After I paid the ¥ 21,000 I asked for a receipt. They told me they would send it to me when they sent the passport. This all seemed sketch, but I went with it, because I didn’t really feel that I had another choice. They asked me to have a seat and I sat and sat and made all of these notes so I could remember just how ridiculous I thought the whole thing was. I would have typed them but I wasn’t allowed to bring my computer out, so I just sat. I’d been hoping to catch a return flight to Okinawa that evening, but as time ticked by I realized it wasn’t going to happen. I started looking for the earliest, cheapest flights for the following morning and continued sitting.
Around 3 p.m. they finally finished whatever they were doing back there with my passport and I was free to sign it back out and leave. The Tokyo Tower, which has been sadly eclipsed by the newer and significantly taller Tokyo Skytree is nearby, and I’d never seen the “international orange” tower, so I walked over to blow it some kisses.

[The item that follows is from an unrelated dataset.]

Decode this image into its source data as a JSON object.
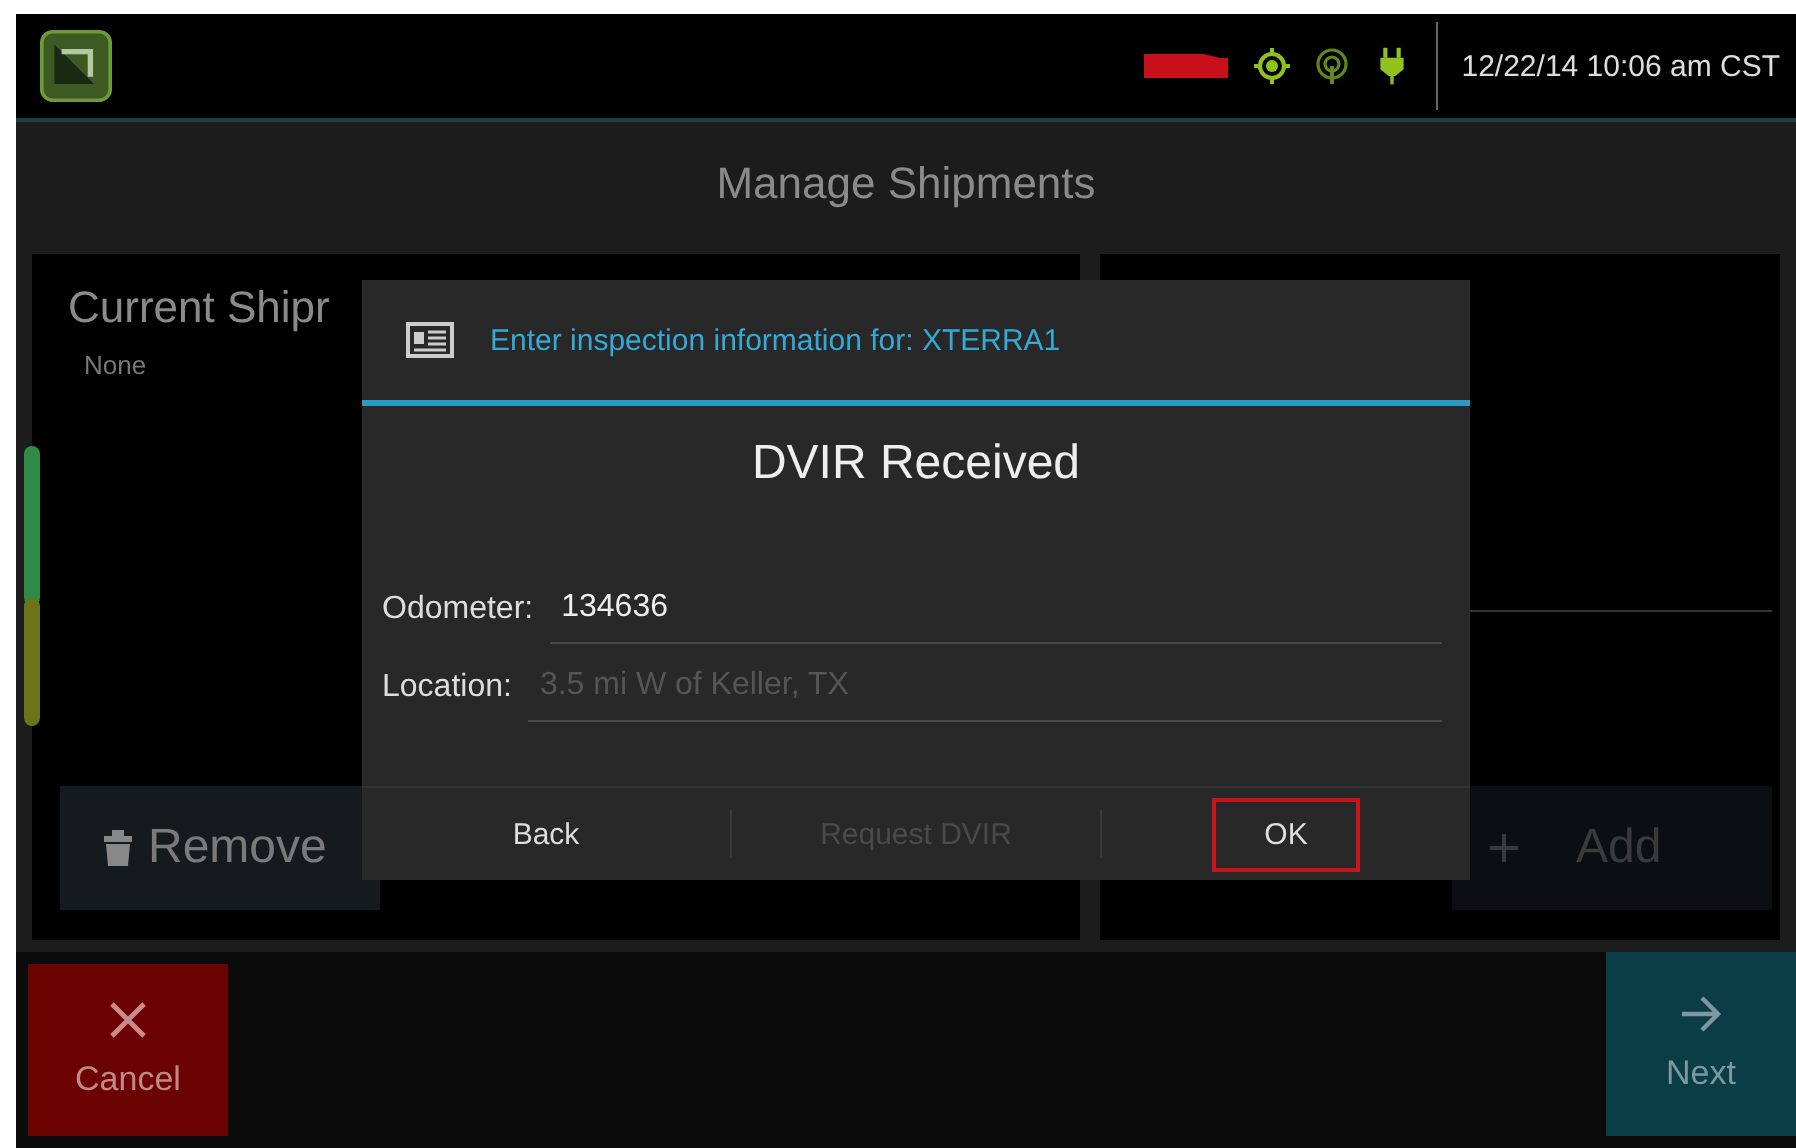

After the tower, I headed to Ginza to do some much-needed shopping. (This is a big deal for those of us in Okinawa who only have Old Navy and Forever 21 to choose from). I arrived back in the hotel around 9 p.m., booked the earliest return to Tokyo I could and went to sleep.
The next morning I woke at 4 a.m. and walked to a nearby metro station (that I was told opened at 5), so that I could get to Ueno Station and catch the first Kesei Skyliner to the airport. If I missed the skyliner, I would miss my flight. I arrived at the metro station at 5:05, but the locked gate gave me the impression that perhaps I’d been misinformed and it didn’t open until 6. I caught a rather expensive cab instead, and arrived at Ueno Station just in time to catch the Kesei. I got to the airport just a little over an hour before my flight, lucky I had no bags to check. I landed in Okinawa around noon. Brette picked me up and took me straight home so I could unpack, repack, and then catch a ride back to the airport for our girls trip to Taipei, all before Dane even made it home from work. Don’t worry — I left a note with lots of x’s and o’s and gave extra kisses to the pup.
All in all it was an exhausting and unproductive trip: but (spoiler alert) in the end it all worked out and I made it to India and fell in love with it!
In 2013, I quit my job and bought a one-way ticket to Thailand. After four months of backpacking I returned to the States and fell in love with a guy whose job sent us straight back to Asia. Nothing has gone according to plan... and it's been absolutely magical.